If a line in the entries includes "justo", show that line.

• **Component data from apps and pages**
:::

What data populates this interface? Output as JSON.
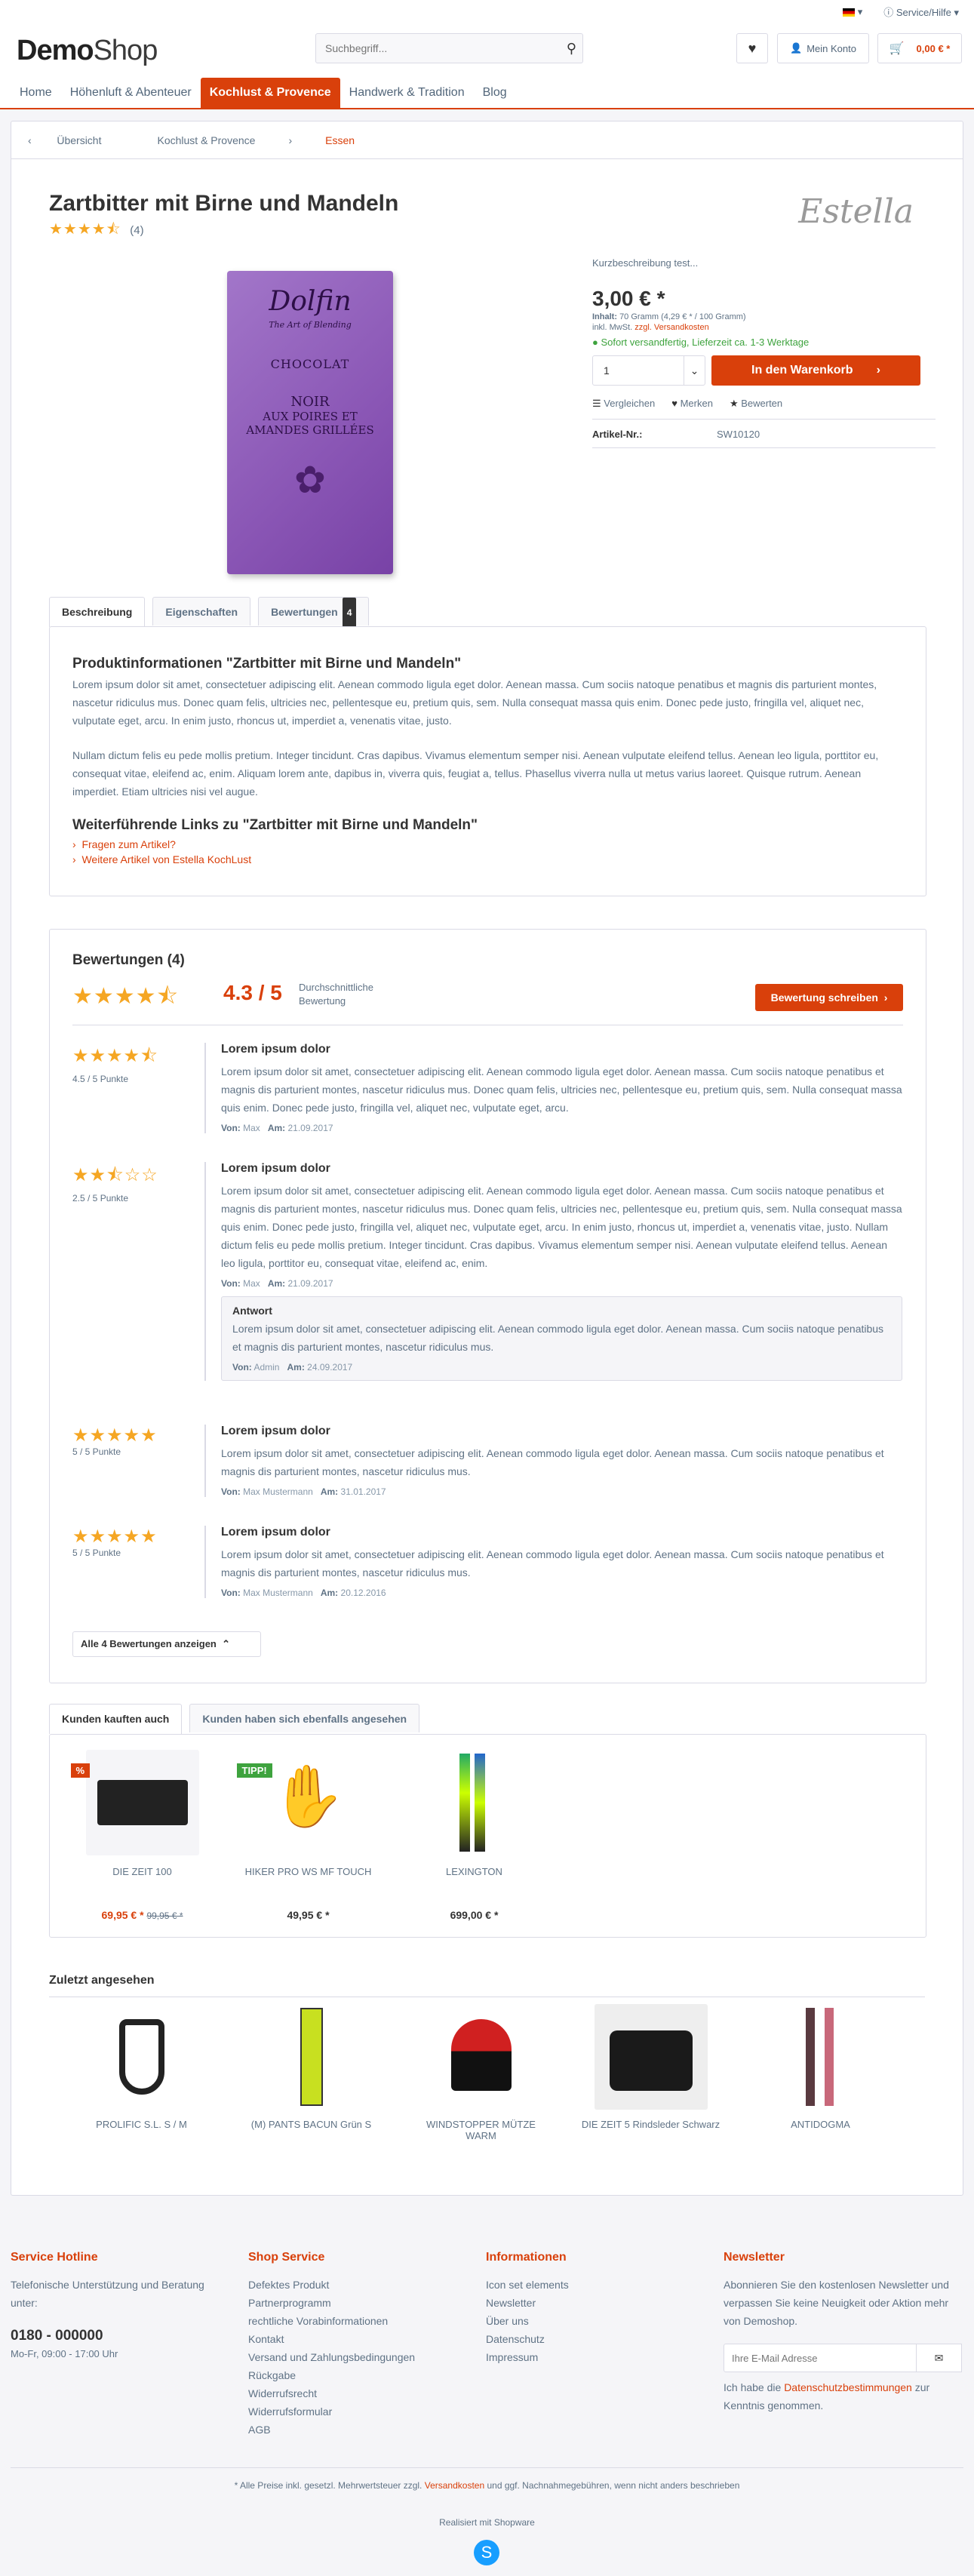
{
  "topbar": {
    "service": "Service/Hilfe"
  },
  "header": {
    "logo_a": "Demo",
    "logo_b": "Shop",
    "search_placeholder": "Suchbegriff...",
    "account": "Mein Konto",
    "cart_total": "0,00 € *"
  },
  "nav": {
    "items": [
      "Home",
      "Höhenluft & Abenteuer",
      "Kochlust & Provence",
      "Handwerk & Tradition",
      "Blog"
    ]
  },
  "breadcrumb": {
    "back": "Übersicht",
    "category": "Kochlust & Provence",
    "current": "Essen"
  },
  "product": {
    "title": "Zartbitter mit Birne und Mandeln",
    "rating_count": "(4)",
    "supplier": "Estella",
    "image_text": {
      "brand": "Dolfin",
      "sub": "The Art of Blending",
      "choc": "CHOCOLAT",
      "noir": "NOIR",
      "line1": "AUX POIRES ET",
      "line2": "AMANDES GRILLÉES"
    },
    "short_desc": "Kurzbeschreibung test...",
    "price": "3,00 € *",
    "content_label": "Inhalt:",
    "content": "70 Gramm (4,29 € * / 100 Gramm)",
    "tax": "inkl. MwSt.",
    "shipping_link": "zzgl. Versandkosten",
    "delivery": "Sofort versandfertig, Lieferzeit ca. 1-3 Werktage",
    "qty": "1",
    "cart_button": "In den Warenkorb",
    "compare": "Vergleichen",
    "remember": "Merken",
    "rate": "Bewerten",
    "sku_label": "Artikel-Nr.:",
    "sku": "SW10120"
  },
  "tabs": {
    "desc": "Beschreibung",
    "props": "Eigenschaften",
    "ratings": "Bewertungen",
    "ratings_count": "4"
  },
  "description": {
    "heading": "Produktinformationen \"Zartbitter mit Birne und Mandeln\"",
    "p1": "Lorem ipsum dolor sit amet, consectetuer adipiscing elit. Aenean commodo ligula eget dolor. Aenean massa. Cum sociis natoque penatibus et magnis dis parturient montes, nascetur ridiculus mus. Donec quam felis, ultricies nec, pellentesque eu, pretium quis, sem. Nulla consequat massa quis enim. Donec pede justo, fringilla vel, aliquet nec, vulputate eget, arcu. In enim justo, rhoncus ut, imperdiet a, venenatis vitae, justo.",
    "p2": "Nullam dictum felis eu pede mollis pretium. Integer tincidunt. Cras dapibus. Vivamus elementum semper nisi. Aenean vulputate eleifend tellus. Aenean leo ligula, porttitor eu, consequat vitae, eleifend ac, enim. Aliquam lorem ante, dapibus in, viverra quis, feugiat a, tellus. Phasellus viverra nulla ut metus varius laoreet. Quisque rutrum. Aenean imperdiet. Etiam ultricies nisi vel augue.",
    "links_heading": "Weiterführende Links zu \"Zartbitter mit Birne und Mandeln\"",
    "link1": "Fragen zum Artikel?",
    "link2": "Weitere Artikel von Estella KochLust"
  },
  "ratings": {
    "heading": "Bewertungen (4)",
    "avg": "4.3 / 5",
    "avg_label": "Durchschnittliche Bewertung",
    "write_button": "Bewertung schreiben",
    "show_all": "Alle 4 Bewertungen anzeigen",
    "reviews": [
      {
        "stars": "★★★★⯪",
        "points": "4.5 / 5 Punkte",
        "title": "Lorem ipsum dolor",
        "text": "Lorem ipsum dolor sit amet, consectetuer adipiscing elit. Aenean commodo ligula eget dolor. Aenean massa. Cum sociis natoque penatibus et magnis dis parturient montes, nascetur ridiculus mus. Donec quam felis, ultricies nec, pellentesque eu, pretium quis, sem. Nulla consequat massa quis enim. Donec pede justo, fringilla vel, aliquet nec, vulputate eget, arcu.",
        "von_label": "Von:",
        "author": "Max",
        "am_label": "Am:",
        "date": "21.09.2017"
      },
      {
        "stars": "★★⯪☆☆",
        "points": "2.5 / 5 Punkte",
        "title": "Lorem ipsum dolor",
        "text": "Lorem ipsum dolor sit amet, consectetuer adipiscing elit. Aenean commodo ligula eget dolor. Aenean massa. Cum sociis natoque penatibus et magnis dis parturient montes, nascetur ridiculus mus. Donec quam felis, ultricies nec, pellentesque eu, pretium quis, sem. Nulla consequat massa quis enim. Donec pede justo, fringilla vel, aliquet nec, vulputate eget, arcu. In enim justo, rhoncus ut, imperdiet a, venenatis vitae, justo. Nullam dictum felis eu pede mollis pretium. Integer tincidunt. Cras dapibus. Vivamus elementum semper nisi. Aenean vulputate eleifend tellus. Aenean leo ligula, porttitor eu, consequat vitae, eleifend ac, enim.",
        "von_label": "Von:",
        "author": "Max",
        "am_label": "Am:",
        "date": "21.09.2017",
        "answer": {
          "label": "Antwort",
          "text": "Lorem ipsum dolor sit amet, consectetuer adipiscing elit. Aenean commodo ligula eget dolor. Aenean massa. Cum sociis natoque penatibus et magnis dis parturient montes, nascetur ridiculus mus.",
          "author": "Admin",
          "date": "24.09.2017"
        }
      },
      {
        "stars": "★★★★★",
        "points": "5 / 5 Punkte",
        "title": "Lorem ipsum dolor",
        "text": "Lorem ipsum dolor sit amet, consectetuer adipiscing elit. Aenean commodo ligula eget dolor. Aenean massa. Cum sociis natoque penatibus et magnis dis parturient montes, nascetur ridiculus mus.",
        "von_label": "Von:",
        "author": "Max Mustermann",
        "am_label": "Am:",
        "date": "31.01.2017"
      },
      {
        "stars": "★★★★★",
        "points": "5 / 5 Punkte",
        "title": "Lorem ipsum dolor",
        "text": "Lorem ipsum dolor sit amet, consectetuer adipiscing elit. Aenean commodo ligula eget dolor. Aenean massa. Cum sociis natoque penatibus et magnis dis parturient montes, nascetur ridiculus mus.",
        "von_label": "Von:",
        "author": "Max Mustermann",
        "am_label": "Am:",
        "date": "20.12.2016"
      }
    ]
  },
  "crossselling": {
    "tab1": "Kunden kauften auch",
    "tab2": "Kunden haben sich ebenfalls angesehen",
    "products": [
      {
        "name": "DIE ZEIT 100",
        "price": "69,95 € *",
        "old_price": "99,95 € *",
        "badge": "%"
      },
      {
        "name": "HIKER PRO WS MF TOUCH",
        "price": "49,95 € *",
        "badge": "TIPP!"
      },
      {
        "name": "LEXINGTON",
        "price": "699,00 € *"
      }
    ]
  },
  "last_seen": {
    "heading": "Zuletzt angesehen",
    "products": [
      "PROLIFIC S.L. S / M",
      "(M) PANTS BACUN Grün S",
      "WINDSTOPPER MÜTZE WARM",
      "DIE ZEIT 5 Rindsleder Schwarz",
      "ANTIDOGMA"
    ]
  },
  "footer": {
    "hotline": {
      "title": "Service Hotline",
      "text": "Telefonische Unterstützung und Beratung unter:",
      "phone": "0180 - 000000",
      "hours": "Mo-Fr, 09:00 - 17:00 Uhr"
    },
    "shop_service": {
      "title": "Shop Service",
      "items": [
        "Defektes Produkt",
        "Partnerprogramm",
        "rechtliche Vorabinformationen",
        "Kontakt",
        "Versand und Zahlungsbedingungen",
        "Rückgabe",
        "Widerrufsrecht",
        "Widerrufsformular",
        "AGB"
      ]
    },
    "info": {
      "title": "Informationen",
      "items": [
        "Icon set elements",
        "Newsletter",
        "Über uns",
        "Datenschutz",
        "Impressum"
      ]
    },
    "newsletter": {
      "title": "Newsletter",
      "text": "Abonnieren Sie den kostenlosen Newsletter und verpassen Sie keine Neuigkeit oder Aktion mehr von Demoshop.",
      "placeholder": "Ihre E-Mail Adresse",
      "privacy_pre": "Ich habe die",
      "privacy_link": "Datenschutzbestimmungen",
      "privacy_post": "zur Kenntnis genommen."
    },
    "vat_pre": "* Alle Preise inkl. gesetzl. Mehrwertsteuer zzgl.",
    "vat_link": "Versandkosten",
    "vat_post": "und ggf. Nachnahmegebühren, wenn nicht anders beschrieben",
    "powered": "Realisiert mit Shopware"
  }
}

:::

• **WRITTEN ANSWER**
    "p1": "Lorem ipsum dolor sit amet, consectetuer adipiscing elit. Aenean commodo ligula eget dolor. Aenean massa. Cum sociis natoque penatibus et magnis dis parturient montes, nascetur ridiculus mus. Donec quam felis, ultricies nec, pellentesque eu, pretium quis, sem. Nulla consequat massa quis enim. Donec pede justo, fringilla vel, aliquet nec, vulputate eget, arcu. In enim justo, rhoncus ut, imperdiet a, venenatis vitae, justo.",
        "text": "Lorem ipsum dolor sit amet, consectetuer adipiscing elit. Aenean commodo ligula eget dolor. Aenean massa. Cum sociis natoque penatibus et magnis dis parturient montes, nascetur ridiculus mus. Donec quam felis, ultricies nec, pellentesque eu, pretium quis, sem. Nulla consequat massa quis enim. Donec pede justo, fringilla vel, aliquet nec, vulputate eget, arcu.",
        "text": "Lorem ipsum dolor sit amet, consectetuer adipiscing elit. Aenean commodo ligula eget dolor. Aenean massa. Cum sociis natoque penatibus et magnis dis parturient montes, nascetur ridiculus mus. Donec quam felis, ultricies nec, pellentesque eu, pretium quis, sem. Nulla consequat massa quis enim. Donec pede justo, fringilla vel, aliquet nec, vulputate eget, arcu. In enim justo, rhoncus ut, imperdiet a, venenatis vitae, justo. Nullam dictum felis eu pede mollis pretium. Integer tincidunt. Cras dapibus. Vivamus elementum semper nisi. Aenean vulputate eleifend tellus. Aenean leo ligula, porttitor eu, consequat vitae, eleifend ac, enim.",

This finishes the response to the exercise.